Grattan says there is significant bioenergy available in Australia, although unlikely to be more than 20 per cent of demands given the competing needs of food. Indeed, if bionergy were to supply more than 10 per cent of Australia’s energy needs, it would require use of agricultural residues or dedicated bioenergy crops that do not compete with food production. And there is little experience of this in Australia, and this could take more than a decade to acquire.
Bionergy has advantages in that it could be deployed easily, though, to help meet daily peak demand. Improvements in supply chain needed, and efficiency of scale needed to encourage more plants for 5MW or less. But it notes that current network connection practices and expertise are not conducive to a scenario of connecting a large number of relatively small power stations to the grid in regional areas.
Whatever the technology cost developments of individual energy sources, the grid will play a decisive role. Grattan says regulatory reform is essential if the grid is to integrate sources such as solar, wind and geothermal, and not merely serve to protect incumbent gas and coal generation. Right now, the grid is designed essentially to connect major coal basics to capital cities. It needs to evolve to include wind and solar and other sources, and it needs to get smarter. It says Australia needs to build skills and knowledge in grid integration through greater research and experimentation.
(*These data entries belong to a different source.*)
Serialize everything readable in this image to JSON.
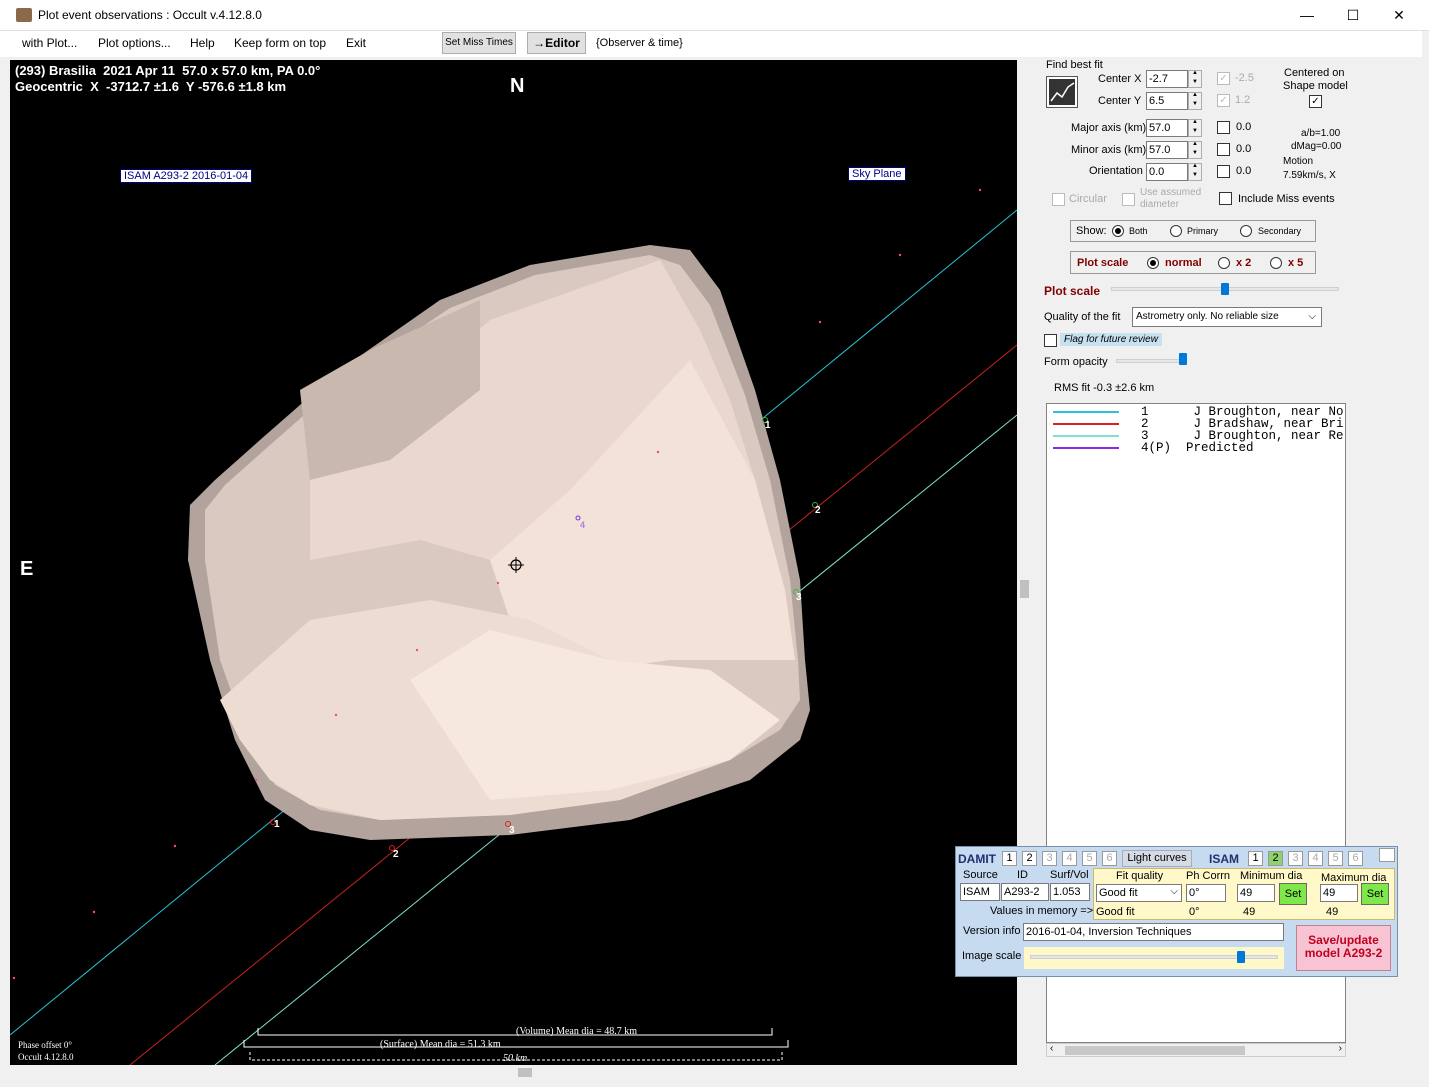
{
  "window": {
    "title": "Plot event observations : Occult v.4.12.8.0",
    "minimize": "—",
    "maximize": "☐",
    "close": "✕"
  },
  "menu": {
    "items": [
      "with Plot...",
      "Plot options...",
      "Help",
      "Keep form on top",
      "Exit"
    ],
    "set_miss_times": "Set Miss Times",
    "editor": "→Editor",
    "observer_time": "{Observer & time}"
  },
  "plot": {
    "header_line1": "(293) Brasilia  2021 Apr 11  57.0 x 57.0 km, PA 0.0°",
    "header_line2": "Geocentric  X  -3712.7 ±1.6  Y -576.6 ±1.8 km",
    "north": "N",
    "east": "E",
    "model_label": "ISAM A293-2 2016-01-04",
    "sky_plane": "Sky Plane",
    "chord_labels_top": [
      "1",
      "2",
      "3"
    ],
    "chord_labels_bottom": [
      "1",
      "2",
      "3"
    ],
    "predicted_label": "4",
    "phase_offset": "Phase offset 0°",
    "occult_version": "Occult 4.12.8.0",
    "volume_dia": "(Volume) Mean dia = 48.7 km",
    "surface_dia": "(Surface) Mean dia = 51.3 km",
    "scale_bar": "50 km",
    "colors": {
      "cyan": "#29c4d8",
      "red": "#cc2020",
      "light_cyan": "#7fe0d0"
    }
  },
  "fit": {
    "find_best_fit": "Find best fit",
    "center_x_label": "Center X",
    "center_x": "-2.7",
    "center_x_fixed": "-2.5",
    "center_y_label": "Center Y",
    "center_y": "6.5",
    "center_y_fixed": "1.2",
    "major_label": "Major axis (km)",
    "major": "57.0",
    "major_fixed": "0.0",
    "minor_label": "Minor axis (km)",
    "minor": "57.0",
    "minor_fixed": "0.0",
    "orient_label": "Orientation",
    "orient": "0.0",
    "orient_fixed": "0.0",
    "centered_on": "Centered on",
    "shape_model": "Shape model",
    "ab_ratio": "a/b=1.00",
    "dmag": "dMag=0.00",
    "motion": "Motion",
    "motion_value": "7.59km/s, X",
    "circular": "Circular",
    "use_assumed": "Use assumed",
    "diameter": "diameter",
    "include_miss": "Include Miss events"
  },
  "show": {
    "label": "Show:",
    "options": [
      "Both",
      "Primary",
      "Secondary"
    ]
  },
  "plot_scale": {
    "label": "Plot scale",
    "options": [
      "normal",
      "x 2",
      "x 5"
    ],
    "slider_label": "Plot scale",
    "slider_value": 0.5
  },
  "quality": {
    "label": "Quality of the fit",
    "value": "Astrometry only. No reliable size"
  },
  "flag_review": "Flag for future review",
  "form_opacity": {
    "label": "Form opacity",
    "value": 0.95
  },
  "rms": "RMS fit -0.3 ±2.6 km",
  "legend": [
    {
      "text": "1      J Broughton, near No",
      "color": "#29c4d8"
    },
    {
      "text": "2      J Bradshaw, near Bri",
      "color": "#dd2020"
    },
    {
      "text": "3      J Broughton, near Re",
      "color": "#7fe0d0"
    },
    {
      "text": "4(P)  Predicted",
      "color": "#8a2be2"
    }
  ],
  "damit": {
    "damit_label": "DAMIT",
    "damit_nums": [
      "1",
      "2",
      "3",
      "4",
      "5",
      "6"
    ],
    "light_curves": "Light curves",
    "isam_label": "ISAM",
    "isam_nums": [
      "1",
      "2",
      "3",
      "4",
      "5",
      "6"
    ],
    "source_label": "Source",
    "id_label": "ID",
    "surfvol_label": "Surf/Vol",
    "fit_quality_label": "Fit quality",
    "ph_corr_label": "Ph Corrn",
    "min_dia_label": "Minimum dia",
    "max_dia_label": "Maximum dia",
    "source": "ISAM",
    "id": "A293-2",
    "surfvol": "1.053",
    "fit_quality": "Good fit",
    "ph_corr": "0°",
    "min_dia": "49",
    "max_dia": "49",
    "set": "Set",
    "values_in_memory": "Values in memory =>",
    "mem_fit": "Good fit",
    "mem_ph": "0°",
    "mem_min": "49",
    "mem_max": "49",
    "version_label": "Version info",
    "version": "2016-01-04, Inversion Techniques",
    "image_scale": "Image scale",
    "save_line1": "Save/update",
    "save_line2": "model A293-2"
  }
}
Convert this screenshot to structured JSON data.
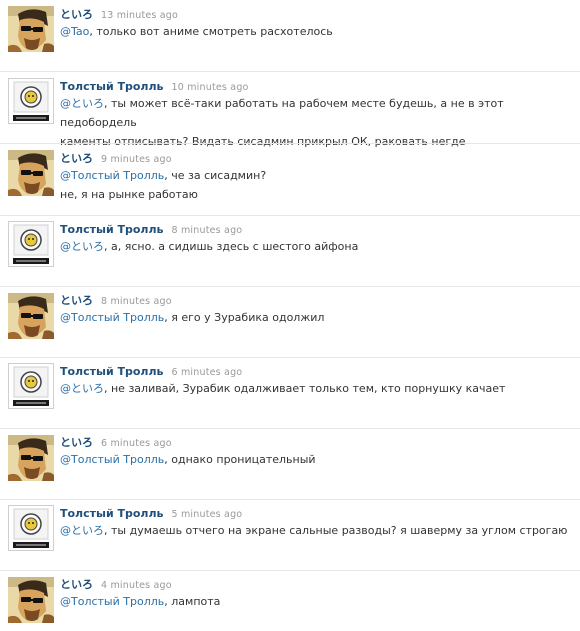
{
  "users": {
    "toiro": {
      "name": "といろ",
      "avatar": "sunglasses-man-avatar"
    },
    "troll": {
      "name": "Толстый Тролль",
      "avatar": "troll-badge-avatar"
    }
  },
  "tweets": [
    {
      "author": "といろ",
      "time": "13 minutes ago",
      "lines": [
        {
          "mention": "@Tao",
          "text": ", только вот аниме смотреть расхотелось"
        }
      ]
    },
    {
      "author": "Толстый Тролль",
      "time": "10 minutes ago",
      "lines": [
        {
          "mention": "@といろ",
          "text": ", ты может всё-таки работать на рабочем месте будешь, а не в этот педобордель"
        },
        {
          "mention": "",
          "text": "каменты отписывать? Видать сисадмин прикрыл ОК, раковать негде"
        }
      ]
    },
    {
      "author": "といろ",
      "time": "9 minutes ago",
      "lines": [
        {
          "mention": "@Толстый Тролль",
          "text": ", че за сисадмин?"
        },
        {
          "mention": "",
          "text": "не, я на рынке работаю"
        }
      ]
    },
    {
      "author": "Толстый Тролль",
      "time": "8 minutes ago",
      "lines": [
        {
          "mention": "@といろ",
          "text": ", а, ясно. а сидишь здесь с шестого айфона"
        }
      ]
    },
    {
      "author": "といろ",
      "time": "8 minutes ago",
      "lines": [
        {
          "mention": "@Толстый Тролль",
          "text": ", я его у Зурабика одолжил"
        }
      ]
    },
    {
      "author": "Толстый Тролль",
      "time": "6 minutes ago",
      "lines": [
        {
          "mention": "@といろ",
          "text": ", не заливай, Зурабик одалживает только тем, кто порнушку качает"
        }
      ]
    },
    {
      "author": "といろ",
      "time": "6 minutes ago",
      "lines": [
        {
          "mention": "@Толстый Тролль",
          "text": ", однако проницательный"
        }
      ]
    },
    {
      "author": "Толстый Тролль",
      "time": "5 minutes ago",
      "lines": [
        {
          "mention": "@といろ",
          "text": ", ты думаешь отчего на экране сальные разводы? я шаверму за углом строгаю"
        }
      ]
    },
    {
      "author": "といろ",
      "time": "4 minutes ago",
      "lines": [
        {
          "mention": "@Толстый Тролль",
          "text": ", лампота"
        }
      ]
    }
  ],
  "colors": {
    "author": "#1f4f7a",
    "mention": "#2a6fa8",
    "time": "#999999",
    "text": "#333333",
    "separator": "#e6e6e6"
  }
}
Grattan says transmission infrastructure does not represent a significant constraint to any of the low carbon technologies within the short term, but for wind, geothermal, large-scale solar and possibly biomass to provide a very large proportion of electricity supply over the longer term would require substantial new transmission capacity, including greater interconnection capacity between state regions to cater for variability in wind and solar.
“While overcoming these transmission constraints is technologically straightforward and the need for major new capacity is not immediate, we can’t afford to be complacent,” it writes. “The long-life of transmission infrastructure, its high cost, and long lead times involved in developing new transmission corridors, mean that decisions about its layout in the near term have implications for the relative viability of our technology options decades into the future. The current set of regulatory frameworks for how we manage the development of transmission capacity are not well suited to a situation where there is a wide range of options around generator locations, as is likely if renewable technologies become economically attractive. The characteristics of the current framework could act to frustrate efforts to decarbonise electricity supply in an efficient and timely manner.”
In other words, reform. And do it now. And do it smart.